Ellen Peters, a distinguished professor at the University of Oregon, studies numeracy (Peters, 2020), and she distinguishes between its subjective and objective variants. Many express confidence in the former. Proof of the latter requires a test. The third element of numeracy, an intuitive number sense, shall not concern us here. It is closest to the innate base and can be assessed with peanuts.
Peters defines objective numeracy as “the ability to understand and use basic probability and mathematical concepts." Peters takes her first example from Lusardi & Tufano (2009), who studied what they called debt illiteracy. I quote from Peters (2020): “You owe $3,000 on your credit card. You pay a minimum payment of $30 each month. At an Annual Percentage Rate of 12% (or 1% per month), how many years would it take to eliminate your credit card debt if you made no additional charges?” Only 35% of the research participants realized that this debt could never be paid off. These were the numerati.

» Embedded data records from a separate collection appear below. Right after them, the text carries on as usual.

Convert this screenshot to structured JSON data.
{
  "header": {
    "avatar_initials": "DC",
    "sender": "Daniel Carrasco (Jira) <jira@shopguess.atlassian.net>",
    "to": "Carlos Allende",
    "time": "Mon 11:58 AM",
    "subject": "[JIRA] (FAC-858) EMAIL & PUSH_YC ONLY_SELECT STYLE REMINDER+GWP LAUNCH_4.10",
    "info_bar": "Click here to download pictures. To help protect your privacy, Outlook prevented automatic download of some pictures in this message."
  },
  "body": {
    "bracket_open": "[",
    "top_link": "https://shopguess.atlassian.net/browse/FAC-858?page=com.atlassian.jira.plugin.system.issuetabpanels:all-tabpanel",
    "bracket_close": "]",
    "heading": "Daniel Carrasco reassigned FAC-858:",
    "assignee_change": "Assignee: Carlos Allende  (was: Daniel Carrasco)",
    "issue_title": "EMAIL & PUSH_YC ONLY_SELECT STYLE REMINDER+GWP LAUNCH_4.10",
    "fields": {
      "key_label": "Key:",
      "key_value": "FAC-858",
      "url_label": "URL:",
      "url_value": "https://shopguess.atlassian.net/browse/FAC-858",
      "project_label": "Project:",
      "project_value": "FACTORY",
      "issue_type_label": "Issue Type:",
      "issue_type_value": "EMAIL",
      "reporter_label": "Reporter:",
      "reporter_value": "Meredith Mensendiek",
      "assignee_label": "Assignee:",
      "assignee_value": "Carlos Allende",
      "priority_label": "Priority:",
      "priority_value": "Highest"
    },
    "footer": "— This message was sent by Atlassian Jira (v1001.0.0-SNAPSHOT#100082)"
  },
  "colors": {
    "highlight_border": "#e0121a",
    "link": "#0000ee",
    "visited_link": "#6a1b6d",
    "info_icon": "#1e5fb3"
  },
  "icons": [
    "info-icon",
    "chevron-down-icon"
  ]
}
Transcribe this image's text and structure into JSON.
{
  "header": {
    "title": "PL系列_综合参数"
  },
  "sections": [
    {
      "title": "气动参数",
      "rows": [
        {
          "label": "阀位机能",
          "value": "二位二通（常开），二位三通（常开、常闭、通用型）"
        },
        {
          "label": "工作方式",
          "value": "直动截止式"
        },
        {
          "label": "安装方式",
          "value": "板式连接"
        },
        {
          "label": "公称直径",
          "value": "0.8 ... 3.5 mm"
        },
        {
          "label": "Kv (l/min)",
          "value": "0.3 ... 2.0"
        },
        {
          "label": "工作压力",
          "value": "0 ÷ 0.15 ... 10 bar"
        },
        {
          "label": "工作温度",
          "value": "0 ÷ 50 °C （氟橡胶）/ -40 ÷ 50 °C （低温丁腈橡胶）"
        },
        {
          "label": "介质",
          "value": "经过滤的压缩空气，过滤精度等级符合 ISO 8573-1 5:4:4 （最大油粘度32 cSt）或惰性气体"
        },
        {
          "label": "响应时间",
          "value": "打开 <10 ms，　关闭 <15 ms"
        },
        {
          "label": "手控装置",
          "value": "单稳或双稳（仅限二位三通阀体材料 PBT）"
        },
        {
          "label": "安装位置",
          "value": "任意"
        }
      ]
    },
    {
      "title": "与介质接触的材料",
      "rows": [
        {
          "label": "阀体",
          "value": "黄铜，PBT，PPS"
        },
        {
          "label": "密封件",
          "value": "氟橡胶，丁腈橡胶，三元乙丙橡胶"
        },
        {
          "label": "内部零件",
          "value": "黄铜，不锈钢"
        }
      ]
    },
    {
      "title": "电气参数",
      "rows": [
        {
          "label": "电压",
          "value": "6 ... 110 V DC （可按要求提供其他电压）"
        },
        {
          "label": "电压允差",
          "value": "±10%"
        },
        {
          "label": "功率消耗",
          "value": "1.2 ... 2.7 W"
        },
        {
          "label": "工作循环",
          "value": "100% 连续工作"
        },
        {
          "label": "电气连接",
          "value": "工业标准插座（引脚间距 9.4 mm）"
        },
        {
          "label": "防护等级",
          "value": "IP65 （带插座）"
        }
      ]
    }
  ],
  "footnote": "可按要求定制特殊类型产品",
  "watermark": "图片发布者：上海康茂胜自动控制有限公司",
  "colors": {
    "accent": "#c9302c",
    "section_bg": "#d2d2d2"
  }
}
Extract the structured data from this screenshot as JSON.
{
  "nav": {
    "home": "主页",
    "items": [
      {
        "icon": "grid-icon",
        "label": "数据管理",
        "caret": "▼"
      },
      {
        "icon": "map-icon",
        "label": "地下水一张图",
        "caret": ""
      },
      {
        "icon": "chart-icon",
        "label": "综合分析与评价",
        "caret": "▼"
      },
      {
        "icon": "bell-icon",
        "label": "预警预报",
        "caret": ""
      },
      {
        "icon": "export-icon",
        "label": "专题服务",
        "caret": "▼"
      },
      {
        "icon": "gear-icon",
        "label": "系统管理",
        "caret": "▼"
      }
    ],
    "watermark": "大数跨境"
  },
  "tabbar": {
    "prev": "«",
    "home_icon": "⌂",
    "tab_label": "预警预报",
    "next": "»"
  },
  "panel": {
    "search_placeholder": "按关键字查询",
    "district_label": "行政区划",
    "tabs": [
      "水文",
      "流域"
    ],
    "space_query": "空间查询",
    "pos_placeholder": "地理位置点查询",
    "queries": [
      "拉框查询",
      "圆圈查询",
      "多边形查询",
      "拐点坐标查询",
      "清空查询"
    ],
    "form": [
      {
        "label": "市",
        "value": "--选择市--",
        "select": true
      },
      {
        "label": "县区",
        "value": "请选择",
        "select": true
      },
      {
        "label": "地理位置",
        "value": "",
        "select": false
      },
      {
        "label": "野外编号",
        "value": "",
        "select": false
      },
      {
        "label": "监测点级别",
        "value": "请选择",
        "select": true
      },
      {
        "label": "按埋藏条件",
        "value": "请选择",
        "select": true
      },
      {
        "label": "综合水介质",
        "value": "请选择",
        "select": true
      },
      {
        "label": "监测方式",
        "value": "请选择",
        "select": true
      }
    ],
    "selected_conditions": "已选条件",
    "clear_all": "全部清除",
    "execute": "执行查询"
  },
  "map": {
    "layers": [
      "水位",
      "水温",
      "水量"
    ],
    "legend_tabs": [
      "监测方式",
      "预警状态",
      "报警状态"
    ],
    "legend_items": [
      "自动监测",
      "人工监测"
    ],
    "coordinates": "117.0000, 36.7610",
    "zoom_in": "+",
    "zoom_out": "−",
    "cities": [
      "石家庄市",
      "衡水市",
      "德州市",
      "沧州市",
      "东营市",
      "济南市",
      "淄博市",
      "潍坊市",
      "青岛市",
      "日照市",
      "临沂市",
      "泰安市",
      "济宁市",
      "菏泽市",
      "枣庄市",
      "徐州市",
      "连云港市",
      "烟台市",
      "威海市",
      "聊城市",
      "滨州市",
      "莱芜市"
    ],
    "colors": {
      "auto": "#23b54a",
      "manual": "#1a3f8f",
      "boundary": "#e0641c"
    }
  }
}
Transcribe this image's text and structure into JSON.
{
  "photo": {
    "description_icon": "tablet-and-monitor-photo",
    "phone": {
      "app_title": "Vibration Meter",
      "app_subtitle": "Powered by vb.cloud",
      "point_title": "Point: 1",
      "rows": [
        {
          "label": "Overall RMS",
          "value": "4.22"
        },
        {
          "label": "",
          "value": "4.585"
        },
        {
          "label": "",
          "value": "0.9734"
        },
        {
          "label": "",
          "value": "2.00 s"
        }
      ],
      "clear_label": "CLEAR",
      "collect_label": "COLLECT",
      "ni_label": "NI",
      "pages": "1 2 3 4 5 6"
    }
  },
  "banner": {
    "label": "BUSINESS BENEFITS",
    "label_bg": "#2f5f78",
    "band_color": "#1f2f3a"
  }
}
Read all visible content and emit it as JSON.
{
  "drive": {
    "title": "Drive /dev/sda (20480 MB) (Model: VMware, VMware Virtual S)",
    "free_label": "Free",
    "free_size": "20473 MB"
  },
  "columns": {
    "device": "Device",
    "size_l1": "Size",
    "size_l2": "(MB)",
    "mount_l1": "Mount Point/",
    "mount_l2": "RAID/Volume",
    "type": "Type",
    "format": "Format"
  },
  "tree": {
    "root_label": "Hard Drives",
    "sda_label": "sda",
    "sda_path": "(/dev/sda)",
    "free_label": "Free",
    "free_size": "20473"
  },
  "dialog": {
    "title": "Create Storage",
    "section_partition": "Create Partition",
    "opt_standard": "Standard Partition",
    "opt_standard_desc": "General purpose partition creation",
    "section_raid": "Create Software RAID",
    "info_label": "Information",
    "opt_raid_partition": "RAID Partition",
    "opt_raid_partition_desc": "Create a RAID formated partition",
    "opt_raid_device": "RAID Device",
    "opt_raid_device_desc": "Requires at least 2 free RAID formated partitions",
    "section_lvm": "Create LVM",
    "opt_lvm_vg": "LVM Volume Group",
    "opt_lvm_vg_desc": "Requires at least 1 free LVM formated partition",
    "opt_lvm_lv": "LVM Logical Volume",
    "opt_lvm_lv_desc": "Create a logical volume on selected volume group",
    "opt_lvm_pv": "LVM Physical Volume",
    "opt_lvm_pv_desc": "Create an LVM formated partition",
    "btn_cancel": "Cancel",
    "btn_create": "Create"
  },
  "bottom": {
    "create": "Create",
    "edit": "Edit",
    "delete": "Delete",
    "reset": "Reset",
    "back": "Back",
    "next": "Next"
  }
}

Most problems related to numeracy require an understanding of numbers in the context of other numbers. In the time of COVID, we see struggles with numbers every day. Early on, the number of positive test results dominated the discussion. In time, these numbers were placed in the context of the number of tests performed, the number of lives lost, and the size of the population. These four statistics alone give rise to six second-order statistics, each with its own meaning and relevance. Tracking these first and second-order statistics over time and using various aggregation schemes (such as the 7-day running average) creates more challenges to numeracy and new opportunities for deception.
Initially, the number of deaths over the number of positive tests commanded the most attention. This ratio ignores the total number of tests performed. Early in the pandemic, we saw high mortality rates because it was mostly the sick who were tested. At the limit, everyone would be tested, with the necessary result of a lower mortality rate. The number of tests performed is a statistical nuisance variable. Responsible health professionals want this number to be high, and an exhaustive testing of the population is the ideal.
As testing became more widely available, it has become clearer that the number of deaths over the size of the population is the critical statistic. At the end of the day, the survivors will remember what percentage of the population died. Imagine a history book saying “Eighty percent of those tested died in the great plague of Monte Cassino in 1395.”
The August 3, 2020, interview President Donald Trump gave to Axios reporter Jonathan Swan highlights how treacherous ratios can be to the unprepared. Mr. Trump did not seem to grasp the concept of number of deaths relative to the size of the population — and he dismissed it as irrelevant. He has repeatedly argued that there was too much testing, and he raised this idea again in the interview. If there were fewer tests, however, the number of deaths relative to the number of tests would increase, since it is easier to test less than to die less. The President was – unwittingly, it would seem – proposing a change in testing and reporting that would make the United States look worse in international comparison. Mr. Swan missed the opportunity to point this out.
Berent, I. (2020). The blind storyteller: how we reason about human nature: Oxford University Press.
Kimball, M., Smith, N., & Quartz (2013, October 28). The myth of ‘I am bad at math.’ The Atlantic. https://www.theatlantic.com/education/archive/2013/10/the-myth-of-im-bad-at-math/280914/ Retrieved August 5, 2020.
Lusardi, A., & Tufano, P. (2009). Debt illiteracy, financial experiences, and overindebtedness. National Bureau of Economic Research.
Peters, E. (2020). Innumeracy in the wild: Misunderstanding and misusing numbers. Oxford University Press.